More and more, training is moving out of the classroom and into individual cubicles as the popularity (and functionality) of online formats grow. According to Training magazine’s 2015 Industry Report, of the 777 U.S. public and private sector companies with 100 or more employees surveyed, only around 46% of training was still being conducted in a traditional classroom setting.

More than 26 percent took place exclusively online or through another computer-based technology, and 31.9% was delivered in a blended learning style, leveraging a combination of in-person, online, mobile, or social learning environments.

So what does that mean for you? It means that you need a different group of employees dedicated to setting up and providing your training opportunities than you did in the past.

Today, your training team should include the following roles in either part- or full-time capacity:

  1. Chief Learning Officer: This individual is responsible for developing your training strategy and performance metrics, ensuring results are met, and developing mitigation plans when the training program is not experiencing the success anticipated.
  2. Training Manager: This person oversees day-to-day training operations and ensures that training is delivered on time, on budget, and to the appropriate audiences.
  3. Learning Strategist: The person in this position develops your agency’s learning objectives, works with senior management to determine current training needs, designs courses based around those needs, and finds subject matter experts who can deliver the appropriate training.
  4. Videographer: You will want someone on your team who is responsible for filming your in-person training for future viewing, or who films content for pre-recorded trainings delivered online.
  5. Sound: The person responsible for sound can record interviews with subject matter experts and edit sound bites used for computer-based training.
  6. Graphic designer: This individual creates the visual elements for your online and pre-recorded trainings.
  7. Training Facilitator: This person is responsible for facilitating any in-person or live online training, including introducing the subject matter expert, explaining the format for the training, and assisting with a question and answer period.

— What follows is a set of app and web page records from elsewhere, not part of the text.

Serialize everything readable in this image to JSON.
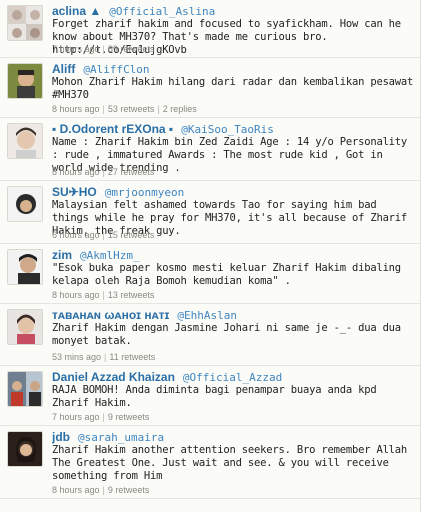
{
  "tweets": [
    {
      "name": "aclina ▲",
      "handle": "@Official_Aslina",
      "text": "Forget zharif hakim and focused to syafickham. How can he know about MH370? That's made me curious bro. http://t.co/Eq1ujgKOvb",
      "time": "7 hours ago",
      "retweets": "89 retweets",
      "replies": ""
    },
    {
      "name": "Aliff",
      "handle": "@AliffClon",
      "text": "Mohon Zharif Hakim hilang dari radar dan kembalikan pesawat #MH370",
      "time": "8 hours ago",
      "retweets": "53 retweets",
      "replies": "2 replies"
    },
    {
      "name": "▪ D.Odorent rEXOna ▪",
      "handle": "@KaiSoo_TaoRis",
      "text": "Name : Zharif Hakim bin Zed Zaidi Age : 14 y/o Personality : rude , immatured Awards : The most rude kid , Got in world wide trending .",
      "time": "8 hours ago",
      "retweets": "27 retweets",
      "replies": ""
    },
    {
      "name": "SU✈HO",
      "handle": "@mrjoonmyeon",
      "text": "Malaysian felt ashamed towards Tao for saying him bad things while he pray for MH370, it's all because of Zharif Hakim, the freak guy.",
      "time": "6 hours ago",
      "retweets": "15 retweets",
      "replies": ""
    },
    {
      "name": "zim",
      "handle": "@AkmlHzm_",
      "text": "\"Esok buka paper kosmo mesti keluar Zharif Hakim dibaling kelapa oleh Raja Bomoh kemudian koma\" .",
      "time": "8 hours ago",
      "retweets": "13 retweets",
      "replies": ""
    },
    {
      "name": "ᴛᴀʙᴀʜᴀɴ ωᴀнoɪ нᴀтɪ",
      "handle": "@EhhAslan",
      "text": "Zharif Hakim dengan Jasmine Johari ni same je -_- dua dua monyet batak.",
      "time": "53 mins ago",
      "retweets": "11 retweets",
      "replies": ""
    },
    {
      "name": "Daniel Azzad Khaizan",
      "handle": "@Official_Azzad",
      "text": "RAJA BOMOH! Anda diminta bagi penampar buaya anda kpd Zharif Hakim.",
      "time": "7 hours ago",
      "retweets": "9 retweets",
      "replies": ""
    },
    {
      "name": "jdb",
      "handle": "@sarah_umaira",
      "text": "Zharif Hakim another attention seekers. Bro remember Allah The Greatest One. Just wait and see. & you will receive something from Him",
      "time": "8 hours ago",
      "retweets": "9 retweets",
      "replies": ""
    }
  ]
}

Your trainers for both your in-class and online events should be subject matter experts. Consider looking both within and outside of your agency to find those who would be most appropriate to teach about a certain topic, but ensure that the person delivering the training is well-versed in the nuances of your agency as it relates to the training topic. If you plan to offer a frequently recurring course (for example, one that all new hires must complete) consider either pre-recording the content and relying on your facilitator to ensure all material is covered and understood, or bring another member onto your training team who is the subject matter expert in that particular area.

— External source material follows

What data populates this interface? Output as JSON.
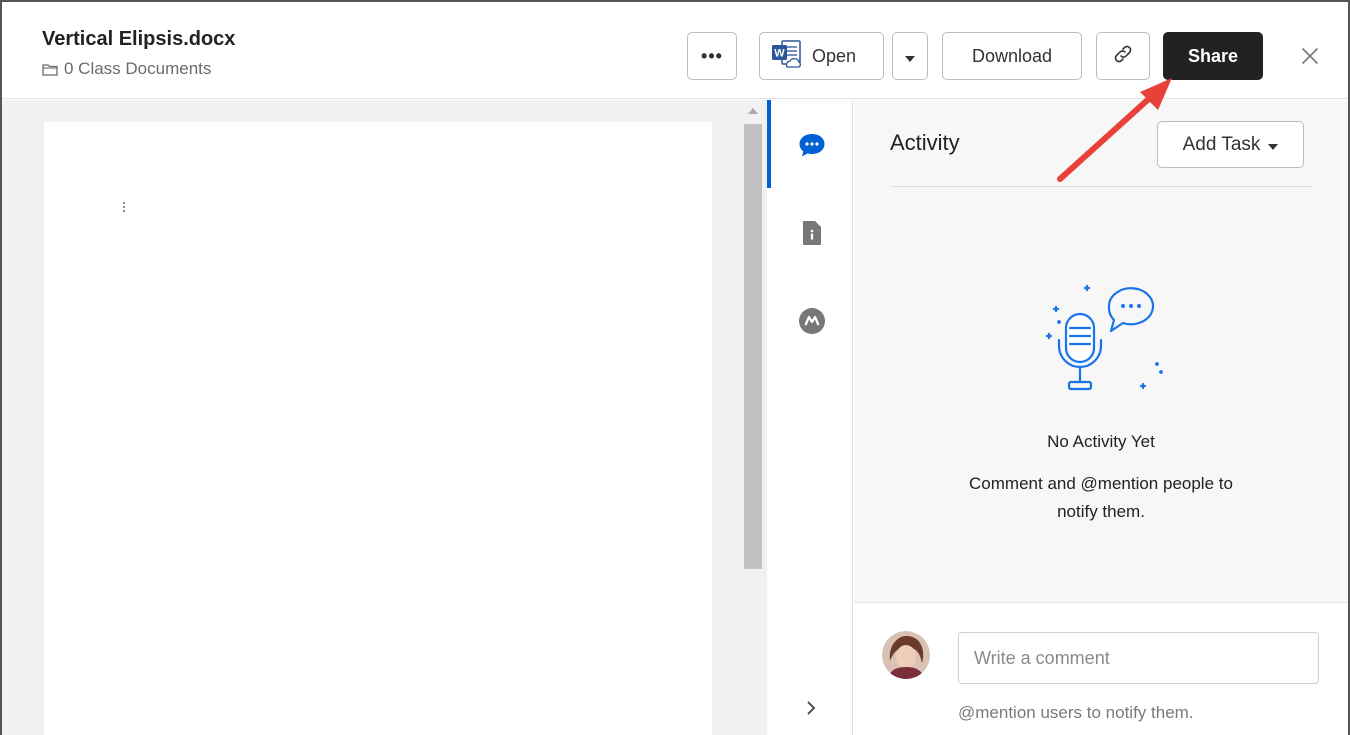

Depending on the size of your agency and your budget, this probably sounds like a lot of people/time devoted to training. However, it’s important to remember that an investment in training is an investment in your agency’s best asset: the people. If you do not have the capacity to develop and maintain training operations, consider outsourcing your course development to

If you do not have the capacity to develop and maintain training operations, consider outsourcing your course development to GovDelivery learning.